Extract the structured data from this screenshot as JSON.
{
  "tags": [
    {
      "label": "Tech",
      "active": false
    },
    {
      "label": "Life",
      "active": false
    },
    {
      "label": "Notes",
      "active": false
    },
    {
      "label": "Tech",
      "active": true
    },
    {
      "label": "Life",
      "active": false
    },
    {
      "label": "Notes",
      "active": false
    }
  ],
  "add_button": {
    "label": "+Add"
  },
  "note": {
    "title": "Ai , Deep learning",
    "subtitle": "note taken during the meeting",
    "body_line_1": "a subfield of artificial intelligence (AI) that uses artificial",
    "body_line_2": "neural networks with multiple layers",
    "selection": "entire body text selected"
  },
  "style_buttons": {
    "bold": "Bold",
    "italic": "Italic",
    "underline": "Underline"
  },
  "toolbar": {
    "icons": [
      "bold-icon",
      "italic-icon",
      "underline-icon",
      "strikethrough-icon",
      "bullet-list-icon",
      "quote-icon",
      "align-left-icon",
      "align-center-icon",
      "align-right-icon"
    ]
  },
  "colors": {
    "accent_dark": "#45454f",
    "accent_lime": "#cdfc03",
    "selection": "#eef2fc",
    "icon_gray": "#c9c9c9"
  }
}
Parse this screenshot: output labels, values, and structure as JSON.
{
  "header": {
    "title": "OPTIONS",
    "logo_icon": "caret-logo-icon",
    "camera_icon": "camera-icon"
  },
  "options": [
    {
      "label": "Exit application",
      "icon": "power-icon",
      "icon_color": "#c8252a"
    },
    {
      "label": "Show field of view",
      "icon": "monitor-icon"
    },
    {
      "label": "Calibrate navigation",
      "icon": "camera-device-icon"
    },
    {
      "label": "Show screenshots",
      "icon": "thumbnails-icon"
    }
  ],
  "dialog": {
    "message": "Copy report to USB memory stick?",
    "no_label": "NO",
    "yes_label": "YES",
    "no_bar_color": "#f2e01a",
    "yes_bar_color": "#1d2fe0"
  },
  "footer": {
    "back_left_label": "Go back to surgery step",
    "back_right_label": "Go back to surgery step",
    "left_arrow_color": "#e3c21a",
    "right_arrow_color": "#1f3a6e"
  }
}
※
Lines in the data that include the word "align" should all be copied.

● **SOLUTION TO THIS EXERCISE**:
      "align-left-icon",
      "align-center-icon",
      "align-right-icon"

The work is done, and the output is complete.